TASK STATEMENT: The reply should be one number: how many lines of the data below contain "Abstract".

BEGIN

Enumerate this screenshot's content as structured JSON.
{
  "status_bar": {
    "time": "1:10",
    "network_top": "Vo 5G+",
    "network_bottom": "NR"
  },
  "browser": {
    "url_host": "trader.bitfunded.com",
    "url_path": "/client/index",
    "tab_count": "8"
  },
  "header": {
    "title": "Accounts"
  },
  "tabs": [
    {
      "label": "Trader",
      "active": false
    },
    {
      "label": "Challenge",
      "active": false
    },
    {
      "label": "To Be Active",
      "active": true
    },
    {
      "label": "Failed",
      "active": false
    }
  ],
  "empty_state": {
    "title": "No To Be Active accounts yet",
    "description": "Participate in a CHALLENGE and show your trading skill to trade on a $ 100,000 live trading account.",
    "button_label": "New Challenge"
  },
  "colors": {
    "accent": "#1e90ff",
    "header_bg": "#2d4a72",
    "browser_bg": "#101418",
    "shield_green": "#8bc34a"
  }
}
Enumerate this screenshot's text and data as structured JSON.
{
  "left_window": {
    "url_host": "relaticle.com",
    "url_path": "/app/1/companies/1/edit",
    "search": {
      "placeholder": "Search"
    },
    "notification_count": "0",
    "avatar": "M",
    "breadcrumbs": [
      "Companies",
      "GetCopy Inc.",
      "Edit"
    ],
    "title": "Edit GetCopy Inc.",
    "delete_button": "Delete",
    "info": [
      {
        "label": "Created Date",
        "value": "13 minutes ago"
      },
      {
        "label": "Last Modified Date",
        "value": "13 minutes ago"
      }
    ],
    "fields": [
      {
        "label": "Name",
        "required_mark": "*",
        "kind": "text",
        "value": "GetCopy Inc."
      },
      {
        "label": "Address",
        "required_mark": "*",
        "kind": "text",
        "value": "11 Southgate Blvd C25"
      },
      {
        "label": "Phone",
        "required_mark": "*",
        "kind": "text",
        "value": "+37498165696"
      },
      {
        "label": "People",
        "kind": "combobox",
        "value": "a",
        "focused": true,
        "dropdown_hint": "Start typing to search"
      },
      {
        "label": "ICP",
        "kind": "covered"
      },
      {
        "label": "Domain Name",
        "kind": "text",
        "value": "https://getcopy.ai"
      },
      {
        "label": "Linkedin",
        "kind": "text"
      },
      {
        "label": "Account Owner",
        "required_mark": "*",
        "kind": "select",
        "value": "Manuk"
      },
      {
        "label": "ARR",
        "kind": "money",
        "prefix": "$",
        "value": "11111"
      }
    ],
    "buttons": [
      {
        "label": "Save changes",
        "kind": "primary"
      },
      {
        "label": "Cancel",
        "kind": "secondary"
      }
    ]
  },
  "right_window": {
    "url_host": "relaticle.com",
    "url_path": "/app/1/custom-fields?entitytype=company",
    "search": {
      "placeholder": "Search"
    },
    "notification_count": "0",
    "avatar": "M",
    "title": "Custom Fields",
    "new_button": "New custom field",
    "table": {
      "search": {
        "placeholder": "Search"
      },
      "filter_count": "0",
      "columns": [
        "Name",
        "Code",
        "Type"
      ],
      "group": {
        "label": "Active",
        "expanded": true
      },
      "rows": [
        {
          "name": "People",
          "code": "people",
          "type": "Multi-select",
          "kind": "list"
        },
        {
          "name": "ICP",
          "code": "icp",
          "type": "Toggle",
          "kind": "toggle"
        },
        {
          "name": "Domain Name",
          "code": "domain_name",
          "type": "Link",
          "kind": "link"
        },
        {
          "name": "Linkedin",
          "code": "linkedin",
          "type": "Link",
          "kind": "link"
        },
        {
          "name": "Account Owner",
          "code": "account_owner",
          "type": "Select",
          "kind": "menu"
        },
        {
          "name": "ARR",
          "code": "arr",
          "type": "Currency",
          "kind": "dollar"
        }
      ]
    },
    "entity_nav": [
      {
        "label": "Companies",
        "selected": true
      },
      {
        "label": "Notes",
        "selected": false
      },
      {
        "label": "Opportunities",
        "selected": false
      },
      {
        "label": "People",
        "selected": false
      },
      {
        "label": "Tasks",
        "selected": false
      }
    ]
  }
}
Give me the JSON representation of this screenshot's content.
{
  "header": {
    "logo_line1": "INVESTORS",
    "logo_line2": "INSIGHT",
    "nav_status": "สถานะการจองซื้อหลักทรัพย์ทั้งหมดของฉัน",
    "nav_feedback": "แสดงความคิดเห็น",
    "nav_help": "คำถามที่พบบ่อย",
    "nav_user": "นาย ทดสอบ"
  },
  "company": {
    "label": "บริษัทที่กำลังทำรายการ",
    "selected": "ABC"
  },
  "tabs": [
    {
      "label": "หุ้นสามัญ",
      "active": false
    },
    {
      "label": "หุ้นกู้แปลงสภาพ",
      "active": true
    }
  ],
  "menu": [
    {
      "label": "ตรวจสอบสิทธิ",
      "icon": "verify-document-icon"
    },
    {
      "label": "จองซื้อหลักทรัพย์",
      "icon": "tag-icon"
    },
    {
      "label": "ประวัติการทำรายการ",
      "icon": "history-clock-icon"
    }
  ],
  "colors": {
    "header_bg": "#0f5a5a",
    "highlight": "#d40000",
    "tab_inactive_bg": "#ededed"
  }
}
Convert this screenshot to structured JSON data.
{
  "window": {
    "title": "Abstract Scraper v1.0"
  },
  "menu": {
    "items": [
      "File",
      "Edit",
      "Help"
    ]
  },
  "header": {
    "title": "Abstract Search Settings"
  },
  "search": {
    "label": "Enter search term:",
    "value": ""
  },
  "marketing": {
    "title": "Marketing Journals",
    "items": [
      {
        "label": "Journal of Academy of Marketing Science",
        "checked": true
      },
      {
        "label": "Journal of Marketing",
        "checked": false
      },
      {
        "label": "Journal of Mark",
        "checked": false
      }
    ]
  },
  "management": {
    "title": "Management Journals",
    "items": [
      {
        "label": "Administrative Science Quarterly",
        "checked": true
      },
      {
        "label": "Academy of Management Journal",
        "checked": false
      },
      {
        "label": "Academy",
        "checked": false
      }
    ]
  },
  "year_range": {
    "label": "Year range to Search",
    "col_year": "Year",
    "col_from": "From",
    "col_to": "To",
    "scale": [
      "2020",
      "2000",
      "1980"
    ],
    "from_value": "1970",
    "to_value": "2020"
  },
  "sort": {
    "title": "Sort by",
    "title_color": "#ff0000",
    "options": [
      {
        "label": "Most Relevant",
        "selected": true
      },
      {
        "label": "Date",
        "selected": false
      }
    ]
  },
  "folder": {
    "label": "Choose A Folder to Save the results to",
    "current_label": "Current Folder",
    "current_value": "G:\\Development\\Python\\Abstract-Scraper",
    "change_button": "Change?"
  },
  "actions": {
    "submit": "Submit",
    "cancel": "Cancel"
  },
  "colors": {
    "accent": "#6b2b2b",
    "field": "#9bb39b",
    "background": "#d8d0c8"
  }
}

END

SOLUTION TO THE EXERCISE: 3